In a surprising turn of events, a high-profile resignation within Downing Street has sent shockwaves through the political landscape. The departure of Amber de Botton, Director of Communications, has raised questions about the Conservative Party’s confidence in winning the upcoming election.
Resignation Raises Doubts:
The resignation of Amber de Botton is seen by many as a clear indication that confidence in Rishi Sunak’s ability to secure victory in the next election is at an all-time low. This departure came merely 48 hours after Liam Booth-Smith, Sunak’s Chief of Staff, called on government special advisers to resign if they doubted the Conservatives’ chances of winning the election.
A Downing Street insider stated, “We all leave on very good terms. She decided it was the right time for her.” However, this amicable departure, less than a year into Prime Minister Sunak’s tenure, has fueled concerns about the government’s stability and leadership.
Communication Strategy Under Scrutiny:
Amber de Botton’s communication strategy during Sunak’s premiership is also under scrutiny.
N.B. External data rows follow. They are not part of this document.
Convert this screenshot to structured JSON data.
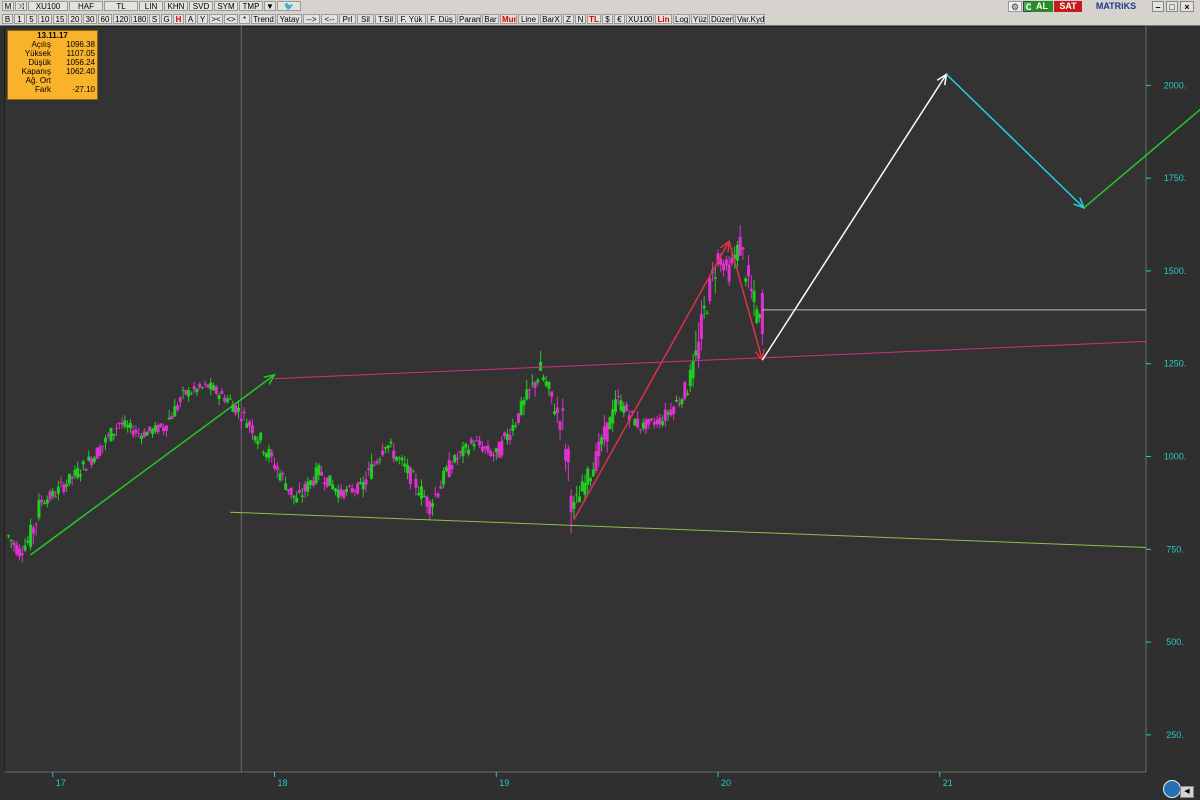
{
  "toolbar": {
    "row1": [
      "M",
      "⤨",
      "XU100",
      "HAF",
      "TL",
      "LIN",
      "KHN",
      "SVD",
      "SYM",
      "TMP",
      "▼",
      "🐦"
    ],
    "row2": [
      "B",
      "1",
      "5",
      "10",
      "15",
      "20",
      "30",
      "60",
      "120",
      "180",
      "S",
      "G",
      "H",
      "A",
      "Y",
      "><",
      "<>",
      "*",
      "Trend",
      "Yatay",
      "-->",
      "<--",
      "Prl",
      "Sil",
      "T.Sil",
      "F. Yük",
      "F. Düş",
      "Param",
      "Bar",
      "Mum",
      "Line",
      "BarX",
      "Z",
      "N",
      "TL",
      "$",
      "€",
      "XU100",
      "Lin",
      "Log",
      "Yüz",
      "Düzen",
      "Var.Kyd"
    ],
    "right": {
      "al": "AL",
      "sat": "SAT",
      "brand": "MATRiKS"
    }
  },
  "info_box": {
    "date": "13.11.17",
    "rows": [
      {
        "k": "Açılış",
        "v": "1096.38"
      },
      {
        "k": "Yüksek",
        "v": "1107.05"
      },
      {
        "k": "Düşük",
        "v": "1056.24"
      },
      {
        "k": "Kapanış",
        "v": "1062.40"
      },
      {
        "k": "Ağ. Ort",
        "v": ""
      },
      {
        "k": "Fark",
        "v": "-27.10"
      }
    ]
  },
  "colors": {
    "up": "#22cc22",
    "down": "#e030d0",
    "axis_text": "#28c8c8",
    "magenta_line": "#d0308a",
    "green_line": "#8bc34a",
    "grey_line": "#bdbdbd"
  },
  "chart_data": {
    "type": "candlestick",
    "symbol": "XU100",
    "x_ticks": [
      "17",
      "18",
      "19",
      "20",
      "21"
    ],
    "y_ticks": [
      250,
      500,
      750,
      1000,
      1250,
      1500,
      1750,
      2000
    ],
    "ylim": [
      150,
      2160
    ],
    "x_range": [
      16.78,
      21.93
    ],
    "series": [
      {
        "t": 16.8,
        "o": 790,
        "h": 800,
        "l": 770,
        "c": 785
      },
      {
        "t": 16.85,
        "o": 780,
        "h": 790,
        "l": 735,
        "c": 745
      },
      {
        "t": 16.9,
        "o": 745,
        "h": 790,
        "l": 735,
        "c": 780
      },
      {
        "t": 16.95,
        "o": 790,
        "h": 900,
        "l": 780,
        "c": 880
      },
      {
        "t": 17.0,
        "o": 880,
        "h": 910,
        "l": 860,
        "c": 895
      },
      {
        "t": 17.1,
        "o": 900,
        "h": 960,
        "l": 880,
        "c": 950
      },
      {
        "t": 17.2,
        "o": 950,
        "h": 1020,
        "l": 940,
        "c": 1010
      },
      {
        "t": 17.3,
        "o": 1010,
        "h": 1100,
        "l": 990,
        "c": 1090
      },
      {
        "t": 17.4,
        "o": 1090,
        "h": 1110,
        "l": 1040,
        "c": 1060
      },
      {
        "t": 17.5,
        "o": 1060,
        "h": 1120,
        "l": 990,
        "c": 1080
      },
      {
        "t": 17.6,
        "o": 1080,
        "h": 1200,
        "l": 1060,
        "c": 1170
      },
      {
        "t": 17.7,
        "o": 1170,
        "h": 1220,
        "l": 1150,
        "c": 1190
      },
      {
        "t": 17.8,
        "o": 1190,
        "h": 1200,
        "l": 1130,
        "c": 1150
      },
      {
        "t": 17.9,
        "o": 1150,
        "h": 1180,
        "l": 1070,
        "c": 1080
      },
      {
        "t": 18.0,
        "o": 1080,
        "h": 1100,
        "l": 960,
        "c": 980
      },
      {
        "t": 18.1,
        "o": 980,
        "h": 990,
        "l": 860,
        "c": 880
      },
      {
        "t": 18.2,
        "o": 880,
        "h": 1000,
        "l": 870,
        "c": 960
      },
      {
        "t": 18.3,
        "o": 960,
        "h": 970,
        "l": 880,
        "c": 900
      },
      {
        "t": 18.4,
        "o": 900,
        "h": 940,
        "l": 880,
        "c": 920
      },
      {
        "t": 18.5,
        "o": 920,
        "h": 1060,
        "l": 900,
        "c": 1040
      },
      {
        "t": 18.6,
        "o": 1040,
        "h": 1060,
        "l": 940,
        "c": 960
      },
      {
        "t": 18.7,
        "o": 960,
        "h": 980,
        "l": 850,
        "c": 870
      },
      {
        "t": 18.8,
        "o": 870,
        "h": 1000,
        "l": 860,
        "c": 980
      },
      {
        "t": 18.9,
        "o": 980,
        "h": 1060,
        "l": 960,
        "c": 1040
      },
      {
        "t": 19.0,
        "o": 1040,
        "h": 1060,
        "l": 980,
        "c": 1000
      },
      {
        "t": 19.1,
        "o": 1000,
        "h": 1130,
        "l": 990,
        "c": 1110
      },
      {
        "t": 19.2,
        "o": 1110,
        "h": 1250,
        "l": 1100,
        "c": 1230
      },
      {
        "t": 19.3,
        "o": 1230,
        "h": 1240,
        "l": 1060,
        "c": 1080
      },
      {
        "t": 19.35,
        "o": 1080,
        "h": 1090,
        "l": 840,
        "c": 860
      },
      {
        "t": 19.45,
        "o": 860,
        "h": 1000,
        "l": 830,
        "c": 990
      },
      {
        "t": 19.55,
        "o": 990,
        "h": 1160,
        "l": 980,
        "c": 1150
      },
      {
        "t": 19.65,
        "o": 1150,
        "h": 1170,
        "l": 1060,
        "c": 1080
      },
      {
        "t": 19.75,
        "o": 1080,
        "h": 1120,
        "l": 990,
        "c": 1100
      },
      {
        "t": 19.85,
        "o": 1100,
        "h": 1180,
        "l": 1090,
        "c": 1170
      },
      {
        "t": 19.9,
        "o": 1170,
        "h": 1260,
        "l": 1160,
        "c": 1250
      },
      {
        "t": 19.95,
        "o": 1250,
        "h": 1440,
        "l": 1240,
        "c": 1420
      },
      {
        "t": 20.0,
        "o": 1420,
        "h": 1560,
        "l": 1410,
        "c": 1540
      },
      {
        "t": 20.05,
        "o": 1540,
        "h": 1590,
        "l": 1480,
        "c": 1500
      },
      {
        "t": 20.1,
        "o": 1500,
        "h": 1590,
        "l": 1490,
        "c": 1570
      },
      {
        "t": 20.15,
        "o": 1570,
        "h": 1590,
        "l": 1420,
        "c": 1440
      },
      {
        "t": 20.2,
        "o": 1440,
        "h": 1450,
        "l": 1300,
        "c": 1330
      }
    ],
    "drawings": [
      {
        "kind": "arrow",
        "color": "#22cc22",
        "from": [
          16.9,
          735
        ],
        "to": [
          18.0,
          1220
        ]
      },
      {
        "kind": "line",
        "color": "#d0308a",
        "from": [
          18.0,
          1210
        ],
        "to": [
          21.93,
          1310
        ]
      },
      {
        "kind": "line",
        "color": "#8bc34a",
        "from": [
          17.8,
          850
        ],
        "to": [
          21.93,
          755
        ]
      },
      {
        "kind": "arrow",
        "color": "#e0304a",
        "from": [
          19.35,
          830
        ],
        "to": [
          20.05,
          1580
        ]
      },
      {
        "kind": "arrow",
        "color": "#e0304a",
        "from": [
          20.05,
          1580
        ],
        "to": [
          20.2,
          1260
        ]
      },
      {
        "kind": "line",
        "color": "#bdbdbd",
        "from": [
          20.2,
          1395
        ],
        "to": [
          21.93,
          1395
        ]
      },
      {
        "kind": "arrow",
        "color": "#ffffff",
        "from": [
          20.2,
          1260
        ],
        "to": [
          21.03,
          2030
        ]
      },
      {
        "kind": "arrow",
        "color": "#28d0e0",
        "from": [
          21.03,
          2030
        ],
        "to": [
          21.65,
          1670
        ]
      },
      {
        "kind": "arrow",
        "color": "#22cc22",
        "from": [
          21.65,
          1670
        ],
        "to": [
          22.6,
          2150
        ]
      }
    ]
  }
}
Initially, her approach involved engaging with editors and political editors, reflecting her background as a journalist at ITV. However, some of her statements to senior journalists planted the seeds of future challenges.
Last winter, the strategy focused on not taking the offensive but instead allowing questions to be directed at Labour and Keir Starmer regarding their policies. The hope was that Labour would become the primary focus in the absence of a strong Conservative message. Unfortunately, this approach backfired, as internal strife and uncertainty within the Conservative Party took center stage.
Falling Support and Leadership Crisis:
As a result of these missteps, support for the Conservative government plummeted. A mere 17 percent of the population believed that the government was addressing the nation’s priorities, marking an all-time low. Additionally, less than half of the 2019 Tory voters expressed willingness to vote for the party again.
According to Electoral Calculus, this trend would translate into the Conservatives securing a mere 106 seats in an election, while Labour would enjoy a majority of 276. These alarming figures have exacerbated tensions within Sunak’s inner circle, particularly between de Botton and Booth-Smith.
New Leadership and Uncertain Future:
In response to the deteriorating narrative, Jamie Njoku-Goodwin, a former special adviser to Matt Hancock, was appointed as the new head of strategy. Njoku-Goodwin’s background as a chess champion suggests an ability to plan multiple moves ahead, a skill much needed in the current political climate.
Amber de Botton was swiftly replaced by her deputy, Nerissa Chesterfield. While Chesterfield is regarded as a capable media specialist, questions remain about her suitability for this high-pressure role. Some had hoped for a more aggressive, experienced communicator.
Critics argue that these appointments represent a reliance on familiar faces, fostering a perception of a “chumocracy” within the government.
Growing Calls for Change:
Meanwhile, a growing number of MPs have sent letters to Sir Graham Brady, Chairman of the 1922 Committee, requesting a vote on the party’s leadership. Even allies of Boris Johnson have joined this movement, indicating widespread dissatisfaction within the party’s ranks.
One disgruntled Tory MP voiced concerns about the government’s lack of control, citing the inability to predict school closures due to crumbling infrastructure and the ongoing issue of illegal immigration. These problems have led to a sense of chaos and disarray.
The Road Ahead:
Despite a recent reshuffle that saw Grant Shapps replace Ben Wallace as Defence Secretary, many view the changes as insufficient. The Conservative Party faces a tough start to the new Parliamentary session, with dwindling patience among colleagues and a widespread belief that the party’s chances of winning are diminishing.
As the King’s speech in November approaches, Rishi Sunak must seize the agenda and offer a compelling vision for the future. Failure to do so may lead to further calls for change within the party, potentially reshaping the political landscape.